First update in 16 years provides evidence-based recommendations vetted by 13 experts

By Sandra Gray

UMass Medical School Communications

September 30, 2020
Sheldon Benjamin, MD

UMass Medical School neuropsychiatry expert and educator Sheldon Benjamin, MD, is an invited co-author of the new American Psychiatric Association Practice Guidelines for the Treatment of Patients with Schizophrenia. The first update of the publication in 16 years provides evidence-based recommendations vetted by 13 experts to reduce the mortality, morbidity and significant psychosocial and health consequences of the illness, one of the top 20 causes of disability worldwide.

“I was honored to be asked as a neurologist/psychiatrist to contribute.
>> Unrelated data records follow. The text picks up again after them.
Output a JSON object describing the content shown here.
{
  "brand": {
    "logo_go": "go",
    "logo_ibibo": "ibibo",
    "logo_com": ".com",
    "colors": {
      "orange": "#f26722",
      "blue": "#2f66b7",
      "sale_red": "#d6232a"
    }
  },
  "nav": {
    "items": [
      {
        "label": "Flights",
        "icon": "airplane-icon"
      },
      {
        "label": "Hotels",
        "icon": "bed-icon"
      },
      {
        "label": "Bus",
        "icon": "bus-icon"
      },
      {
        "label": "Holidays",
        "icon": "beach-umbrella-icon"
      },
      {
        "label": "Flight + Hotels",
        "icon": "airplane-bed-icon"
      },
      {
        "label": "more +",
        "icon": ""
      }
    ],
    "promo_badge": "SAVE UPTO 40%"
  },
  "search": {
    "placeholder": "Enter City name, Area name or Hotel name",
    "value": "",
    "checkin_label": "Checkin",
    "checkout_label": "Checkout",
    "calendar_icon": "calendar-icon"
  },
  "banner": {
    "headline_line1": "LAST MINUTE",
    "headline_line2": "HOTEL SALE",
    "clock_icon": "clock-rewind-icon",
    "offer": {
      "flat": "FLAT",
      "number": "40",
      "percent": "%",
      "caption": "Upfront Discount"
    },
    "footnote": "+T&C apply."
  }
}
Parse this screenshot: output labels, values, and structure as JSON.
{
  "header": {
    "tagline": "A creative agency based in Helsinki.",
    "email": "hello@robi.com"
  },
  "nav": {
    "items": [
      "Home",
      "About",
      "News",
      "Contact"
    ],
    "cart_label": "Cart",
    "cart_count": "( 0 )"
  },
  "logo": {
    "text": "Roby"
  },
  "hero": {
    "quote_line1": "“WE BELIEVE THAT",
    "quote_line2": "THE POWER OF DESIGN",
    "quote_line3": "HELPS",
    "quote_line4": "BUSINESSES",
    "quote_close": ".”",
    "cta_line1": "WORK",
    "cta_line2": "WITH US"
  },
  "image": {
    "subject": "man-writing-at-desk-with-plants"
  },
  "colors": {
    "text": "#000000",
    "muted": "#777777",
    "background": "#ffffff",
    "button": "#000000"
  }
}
Living with schizophrenia is terribly difficult,” said Dr. Benjamin, interim chair and professor of psychiatry and professor of neurology. “We hope the publication of the new guidelines will focus greater attention on the needs of this population.”

Published online and in print, the 336-page volume was cowritten by a 13-member work group with diverse expertise. They systematically evaluated the extensive current body of relevant literature and reached agreement on each statement.  Twenty-four recommendations address patient assessment and treatment planning, pharmacotherapy and psychosocial interventions.
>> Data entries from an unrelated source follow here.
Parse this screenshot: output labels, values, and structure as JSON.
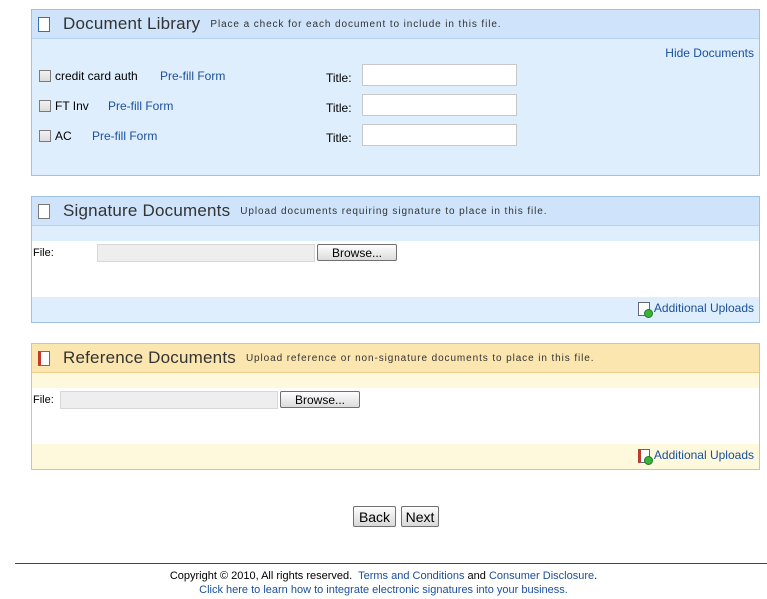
{
  "library": {
    "title": "Document Library",
    "subtitle": "Place a check for each document to include in this file.",
    "hide_link": "Hide Documents",
    "title_label": "Title:",
    "docs": [
      {
        "name": "credit card auth",
        "prefill": "Pre-fill Form",
        "checked": false,
        "title_value": ""
      },
      {
        "name": "FT Inv",
        "prefill": "Pre-fill Form",
        "checked": false,
        "title_value": ""
      },
      {
        "name": "AC",
        "prefill": "Pre-fill Form",
        "checked": false,
        "title_value": ""
      }
    ]
  },
  "signature": {
    "title": "Signature Documents",
    "subtitle": "Upload documents requiring signature to place in this file.",
    "file_label": "File:",
    "browse_label": "Browse...",
    "additional_uploads": "Additional Uploads"
  },
  "reference": {
    "title": "Reference Documents",
    "subtitle": "Upload reference or non-signature documents to place in this file.",
    "file_label": "File:",
    "browse_label": "Browse...",
    "additional_uploads": "Additional Uploads"
  },
  "nav": {
    "back_label": "Back",
    "next_label": "Next"
  },
  "footer": {
    "copyright": "Copyright © 2010, All rights reserved.",
    "terms_link": "Terms and Conditions",
    "and_text": "and",
    "consumer_link": "Consumer Disclosure",
    "period": ".",
    "learn_link": "Click here to learn how to integrate electronic signatures into your business."
  },
  "colors": {
    "link": "#1a4f9c",
    "blue_panel": "#deeefd",
    "gold_panel": "#fef8dd"
  }
}
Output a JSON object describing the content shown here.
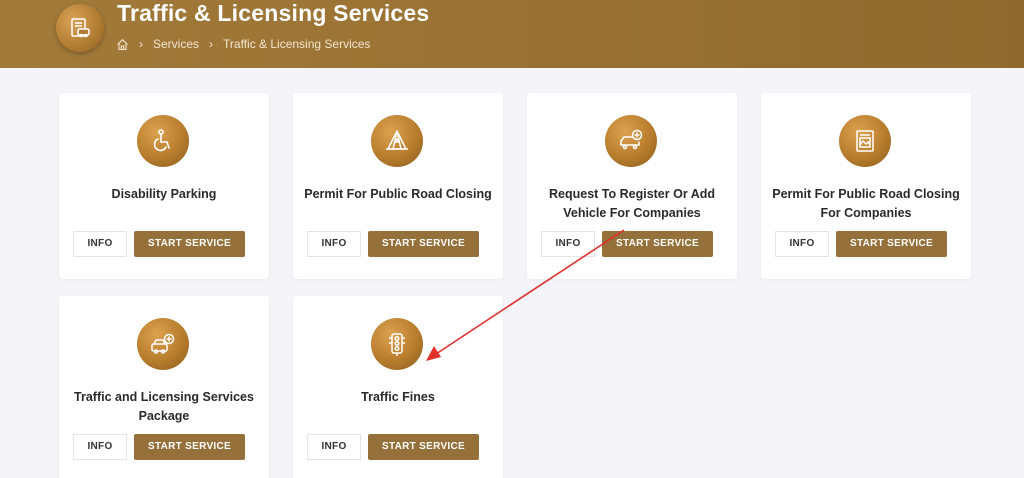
{
  "header": {
    "title": "Traffic & Licensing Services",
    "breadcrumb": {
      "home_icon": "home-icon",
      "items": [
        "Services",
        "Traffic & Licensing Services"
      ],
      "separator": "›"
    },
    "logo_icon": "document-car-icon"
  },
  "colors": {
    "banner": "#9a7233",
    "button": "#96703a",
    "icon_circle": "#b77d2d",
    "background": "#f5f4f8",
    "annotation_arrow": "#e0312a"
  },
  "services": [
    {
      "title": "Disability Parking",
      "icon": "wheelchair-icon",
      "info_label": "INFO",
      "start_label": "START SERVICE"
    },
    {
      "title": "Permit For Public Road Closing",
      "icon": "tent-icon",
      "info_label": "INFO",
      "start_label": "START SERVICE"
    },
    {
      "title": "Request To Register Or Add Vehicle For Companies",
      "icon": "car-add-icon",
      "info_label": "INFO",
      "start_label": "START SERVICE"
    },
    {
      "title": "Permit For Public Road Closing For Companies",
      "icon": "document-image-icon",
      "info_label": "INFO",
      "start_label": "START SERVICE"
    },
    {
      "title": "Traffic and Licensing Services Package",
      "icon": "car-package-icon",
      "info_label": "INFO",
      "start_label": "START SERVICE"
    },
    {
      "title": "Traffic Fines",
      "icon": "traffic-light-icon",
      "info_label": "INFO",
      "start_label": "START SERVICE"
    }
  ],
  "annotation": {
    "type": "arrow",
    "color": "#e0312a",
    "from_card": "Request To Register Or Add Vehicle For Companies",
    "to_card": "Traffic Fines"
  }
}
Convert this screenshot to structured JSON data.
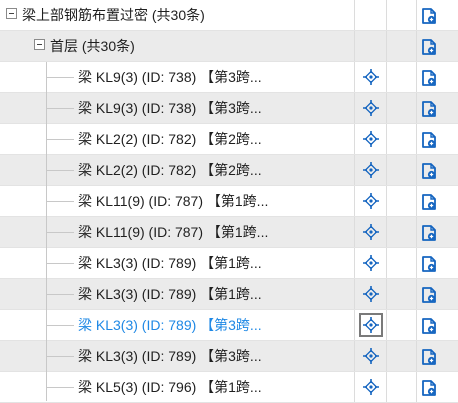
{
  "tree": {
    "root": {
      "label": "梁上部钢筋布置过密 (共30条)",
      "expanded": true
    },
    "floor": {
      "label": "首层 (共30条)",
      "expanded": true
    },
    "items": [
      {
        "label": "梁 KL9(3) (ID: 738) 【第3跨...",
        "selected": false
      },
      {
        "label": "梁 KL9(3) (ID: 738) 【第3跨...",
        "selected": false
      },
      {
        "label": "梁 KL2(2) (ID: 782) 【第2跨...",
        "selected": false
      },
      {
        "label": "梁 KL2(2) (ID: 782) 【第2跨...",
        "selected": false
      },
      {
        "label": "梁 KL11(9) (ID: 787) 【第1跨...",
        "selected": false
      },
      {
        "label": "梁 KL11(9) (ID: 787) 【第1跨...",
        "selected": false
      },
      {
        "label": "梁 KL3(3) (ID: 789) 【第1跨...",
        "selected": false
      },
      {
        "label": "梁 KL3(3) (ID: 789) 【第1跨...",
        "selected": false
      },
      {
        "label": "梁 KL3(3) (ID: 789) 【第3跨...",
        "selected": true
      },
      {
        "label": "梁 KL3(3) (ID: 789) 【第3跨...",
        "selected": false
      },
      {
        "label": "梁 KL5(3) (ID: 796) 【第1跨...",
        "selected": false
      }
    ]
  },
  "colors": {
    "selected_text": "#1e88e5",
    "icon_blue": "#1565c0",
    "row_shade": "#ebebeb"
  },
  "icons": {
    "locate": "crosshair-locate-icon",
    "report": "document-export-icon",
    "expander": "collapse-minus-icon"
  }
}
Replacing the previous practice guideline released in 2004, it is also the first APA guideline for an entire disorder that uses standards set forth by the Institute of Medicine in 2011 to ensure clinical guidelines meet high standards of transparency and scientific rigor.

The guideline recommends that patients with schizophrenia have a documented, comprehensive, and person-centered treatment plan that includes evidence-based nonpharmacological and pharmacological treatments. In addition to reaffirming that patients diagnosed with schizophrenia should be treated with an antipsychotic medication and that patients whose symptoms improve while taking an antipsychotic medication should continue the treatment, the new edition further recommends or suggests several treatment options for side effects associated with these medications.

Psychosocial interventions are strongly recommended, including cognitive-behavioral therapy for psychosis, education about schizophrenia, and supported employment services.

All the outlined recommendations “should be made in collaboration with the patient, whenever possible, and should incorporate the patient’s personal and sociocultural preferences and values in order to enhance the therapeutic alliance, adherence to treatment, and treatment outcomes,” the work group wrote.

“Although the neuroscience is rapidly evolving, a definitive treatment remains elusive as of 2020,” said Benjamin. “We can, however, do much to minimize symptoms, manage side effects and provide evidence-based support to patients and families dealing with this problem, and our guidelines provide the best evidence available.”

An executive summary of the guideline is published in the American Journal of Psychiatry. The full guideline and related materials are on the APA website.

Related stories on UMassMed News:
Sheldon Benjamin selected as director by American Board of Psychiatry and Neurology
Sheldon Benjamin receives Gary J. Tucker Award for Lifetime Achievement in Neuropsychiatry